It is possible and perhaps likely that, as the years went on, the Emperor disbanded Clone squads and started recruiting and drafting men from traditional families, and while there are still some Clone units scattered throughout the galaxy, they are mostly obsolete. However, Lucas has since gone on record saying that the stormtroopers that board Leia's ship in Star Wars are actually the clone troopers that Anakin led in the assault on the Jedi Temple in Revenge of the Sith, so make of that what you will. Another explanation is given in the video game 'Star Wars: Battlefront'. The game follows the story of the 501st legion of the Grand Army of the Republic, later becoming "Vader's Fist," Darth Vader's personal unit of stormtroopers. It is revealed in the game that they were, in fact the same troops that assaulted the Jedi Temple. It is also explained in the game that after clones are created by the Rebel Alliance using Jango Fett's DNA, the Empire decided to clone from a variety of sources, hence the differing voices, while the 501st legion remained "pure." In the Expanded Universe stories, the Millennium Falcon had arrived at Ord Mantell for repairs, which caught the attention of bounty hunter Skorr. Concluding that a direct confrontation with Han and Chewbacca would be suicide (due to the latter's brute strength), Skorr ambushed and captured Luke and Leia, threatening to kill them unless Han came to his hideout alone. Han managed to foil Skorr with an elaborate ruse of his own, but the encounter caused Han to question his allegiance to the Rebels. As with Star Wars, the Emperor does not have a large role, although he is actually seen this time via a hologram. He plots with Vader to capture Luke Skywalker so that Luke can be turned to the dark side of the Force. The Emperor acknowledges that Luke would be a "great asset". In reality, he probably intends for Luke and Vader to fight it out to see who is most worthy to be his servant. When Yoda first appears in this installment, he is characterized as a mischievous, impish creature. However, it becomes clear that this is simply to test Luke's patience as Yoda is unconvinced that Luke is ready to be trained as a Jedi Knight. However, once this "test" is over and Luke becomes aware of who Yoda is, the character becomes much more serious and direct as he had been in the prequels. Yes. During the scene of the carbon freezing, Leia says "I love you" to Han, who was supposed to say "I love you" back. The director felt that Han saying "I love you" did not sound right, so Ford came up with the response "I know." Lucas wanted to keep Han's "I love you" in but Kershner decided not to. It would seem that the Empire could not have arrived at Cloud City before the Millennium Falcon did if they did not know where Han was planning to go, but it is plausible if you look at a few facts:
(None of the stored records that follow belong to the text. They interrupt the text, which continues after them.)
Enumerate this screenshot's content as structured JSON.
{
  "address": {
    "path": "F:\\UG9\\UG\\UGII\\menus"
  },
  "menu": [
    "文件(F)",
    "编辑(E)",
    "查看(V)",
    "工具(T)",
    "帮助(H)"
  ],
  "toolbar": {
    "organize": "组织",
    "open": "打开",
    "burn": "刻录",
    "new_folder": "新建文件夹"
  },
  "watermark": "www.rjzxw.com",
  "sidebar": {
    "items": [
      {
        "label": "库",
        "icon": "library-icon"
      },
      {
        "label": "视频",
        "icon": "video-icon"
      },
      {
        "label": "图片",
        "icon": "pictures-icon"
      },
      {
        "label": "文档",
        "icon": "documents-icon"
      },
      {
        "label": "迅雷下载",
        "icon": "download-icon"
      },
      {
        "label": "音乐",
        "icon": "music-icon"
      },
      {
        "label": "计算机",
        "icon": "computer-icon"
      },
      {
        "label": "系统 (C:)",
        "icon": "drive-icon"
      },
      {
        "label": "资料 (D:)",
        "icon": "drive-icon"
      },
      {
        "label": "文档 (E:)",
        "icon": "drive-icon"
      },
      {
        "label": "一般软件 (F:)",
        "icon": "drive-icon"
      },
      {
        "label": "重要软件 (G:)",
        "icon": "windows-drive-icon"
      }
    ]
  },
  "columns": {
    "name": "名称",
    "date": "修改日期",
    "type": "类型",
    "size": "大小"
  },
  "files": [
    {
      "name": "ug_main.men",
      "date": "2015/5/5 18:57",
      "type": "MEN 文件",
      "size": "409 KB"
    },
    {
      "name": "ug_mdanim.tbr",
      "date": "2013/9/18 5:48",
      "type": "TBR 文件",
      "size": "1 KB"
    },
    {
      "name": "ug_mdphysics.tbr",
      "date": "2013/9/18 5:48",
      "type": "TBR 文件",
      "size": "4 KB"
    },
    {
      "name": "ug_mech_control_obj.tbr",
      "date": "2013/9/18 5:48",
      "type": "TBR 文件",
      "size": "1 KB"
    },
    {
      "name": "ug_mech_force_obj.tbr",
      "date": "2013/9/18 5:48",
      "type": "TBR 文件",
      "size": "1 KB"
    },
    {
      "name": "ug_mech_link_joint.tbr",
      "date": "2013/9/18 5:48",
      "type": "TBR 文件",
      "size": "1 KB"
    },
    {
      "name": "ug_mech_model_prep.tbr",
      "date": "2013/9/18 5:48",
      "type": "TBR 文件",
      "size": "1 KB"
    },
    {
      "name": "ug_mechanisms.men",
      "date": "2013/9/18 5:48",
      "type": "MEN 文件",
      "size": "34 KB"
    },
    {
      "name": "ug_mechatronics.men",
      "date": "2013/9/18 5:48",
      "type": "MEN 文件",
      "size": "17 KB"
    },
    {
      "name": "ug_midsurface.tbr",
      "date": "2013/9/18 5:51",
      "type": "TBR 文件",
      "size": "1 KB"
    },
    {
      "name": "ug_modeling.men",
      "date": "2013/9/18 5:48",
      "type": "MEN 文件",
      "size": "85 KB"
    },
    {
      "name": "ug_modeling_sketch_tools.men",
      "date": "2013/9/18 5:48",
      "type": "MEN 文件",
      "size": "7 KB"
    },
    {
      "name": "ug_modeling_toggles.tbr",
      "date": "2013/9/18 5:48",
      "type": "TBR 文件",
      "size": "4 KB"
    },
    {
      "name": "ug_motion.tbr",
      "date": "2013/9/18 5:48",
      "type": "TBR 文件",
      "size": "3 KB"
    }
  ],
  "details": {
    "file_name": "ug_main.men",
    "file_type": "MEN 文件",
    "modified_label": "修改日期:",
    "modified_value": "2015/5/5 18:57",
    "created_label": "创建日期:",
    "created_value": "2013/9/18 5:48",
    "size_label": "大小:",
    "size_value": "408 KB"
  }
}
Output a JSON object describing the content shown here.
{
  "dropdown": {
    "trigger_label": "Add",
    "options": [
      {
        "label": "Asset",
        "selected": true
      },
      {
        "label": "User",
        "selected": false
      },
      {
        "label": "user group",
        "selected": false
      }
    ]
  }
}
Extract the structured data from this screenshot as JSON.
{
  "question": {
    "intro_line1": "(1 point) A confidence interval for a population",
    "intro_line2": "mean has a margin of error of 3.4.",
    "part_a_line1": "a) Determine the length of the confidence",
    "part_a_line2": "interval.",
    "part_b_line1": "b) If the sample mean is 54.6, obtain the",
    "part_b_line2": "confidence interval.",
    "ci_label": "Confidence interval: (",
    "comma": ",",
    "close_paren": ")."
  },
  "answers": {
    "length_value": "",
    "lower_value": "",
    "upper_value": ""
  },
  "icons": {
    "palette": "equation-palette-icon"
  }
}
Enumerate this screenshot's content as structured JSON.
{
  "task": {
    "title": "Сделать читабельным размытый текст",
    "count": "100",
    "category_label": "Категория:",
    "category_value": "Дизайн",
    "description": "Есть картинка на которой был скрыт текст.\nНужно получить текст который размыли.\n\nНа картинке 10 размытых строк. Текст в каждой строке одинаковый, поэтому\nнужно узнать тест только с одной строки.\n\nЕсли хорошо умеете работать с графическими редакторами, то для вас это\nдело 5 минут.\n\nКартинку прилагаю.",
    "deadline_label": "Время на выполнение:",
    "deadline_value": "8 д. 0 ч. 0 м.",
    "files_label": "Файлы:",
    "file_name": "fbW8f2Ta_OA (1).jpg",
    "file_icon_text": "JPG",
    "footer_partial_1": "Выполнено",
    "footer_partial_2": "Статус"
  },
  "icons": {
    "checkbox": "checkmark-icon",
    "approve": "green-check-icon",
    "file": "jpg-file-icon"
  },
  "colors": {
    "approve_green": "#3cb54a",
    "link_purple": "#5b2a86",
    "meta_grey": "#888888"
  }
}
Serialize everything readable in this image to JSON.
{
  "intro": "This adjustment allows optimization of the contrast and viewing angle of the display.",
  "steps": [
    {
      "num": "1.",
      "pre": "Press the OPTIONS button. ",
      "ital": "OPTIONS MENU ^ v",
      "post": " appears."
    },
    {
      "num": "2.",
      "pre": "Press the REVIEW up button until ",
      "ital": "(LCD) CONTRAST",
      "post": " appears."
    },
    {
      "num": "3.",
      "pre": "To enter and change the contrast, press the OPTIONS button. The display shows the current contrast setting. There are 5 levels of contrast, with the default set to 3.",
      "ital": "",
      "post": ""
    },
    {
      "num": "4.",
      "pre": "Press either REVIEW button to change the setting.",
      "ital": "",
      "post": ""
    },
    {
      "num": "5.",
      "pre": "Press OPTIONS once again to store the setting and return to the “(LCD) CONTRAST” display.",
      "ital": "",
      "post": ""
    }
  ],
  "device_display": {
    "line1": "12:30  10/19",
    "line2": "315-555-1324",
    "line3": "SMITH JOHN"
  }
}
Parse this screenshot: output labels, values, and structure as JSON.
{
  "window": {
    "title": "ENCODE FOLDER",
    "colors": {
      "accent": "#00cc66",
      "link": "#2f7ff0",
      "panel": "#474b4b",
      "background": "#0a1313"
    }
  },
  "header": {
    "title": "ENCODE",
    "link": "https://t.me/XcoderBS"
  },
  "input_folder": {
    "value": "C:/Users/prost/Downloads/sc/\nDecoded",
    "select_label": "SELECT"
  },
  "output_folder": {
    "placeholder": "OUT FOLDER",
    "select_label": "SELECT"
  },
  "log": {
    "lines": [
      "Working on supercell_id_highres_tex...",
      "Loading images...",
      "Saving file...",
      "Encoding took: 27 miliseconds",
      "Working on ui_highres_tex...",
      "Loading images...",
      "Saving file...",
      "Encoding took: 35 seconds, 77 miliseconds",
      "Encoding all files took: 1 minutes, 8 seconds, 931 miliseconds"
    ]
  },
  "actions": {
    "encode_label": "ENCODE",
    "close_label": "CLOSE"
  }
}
• The simplest explanation is that Boba Fett was hot on the Falcon's tail when Han camouflaged the Falcon's escape from the Imperial fleet with the garbage that was dumped out. It was easy for Boba to track the Falcon; he has made a career of expert tracking of his quarries, and the Falcon could not travel through hyperspace. When the heroes started to get close to the Bespin system, Boba just transmits their location to Vader and the fleet.
• The Falcon was hampered by an impaired hyperdrive that was, for all purposes, virtually impossible for Han to repair in a short time. Therefore, when the heroes started getting close to Bespin with Fett tracking them, the fleet would have the definitive advantage of speed and could have jumped to hyperspace instantly.
• The Empire has the advantage of a large fleet that can cover the galaxy at most or all points. An outpost or small detachment of the fleet could have taken what Fett was reporting and surmised where the Falcon was heading. Such a detachment would have at least one commanding officer that could speak for Vader and tell Lando that the fleet was on its way. We can assume that Han, Leia and the rest of the group were there for at least a few hours before Vader himself arrived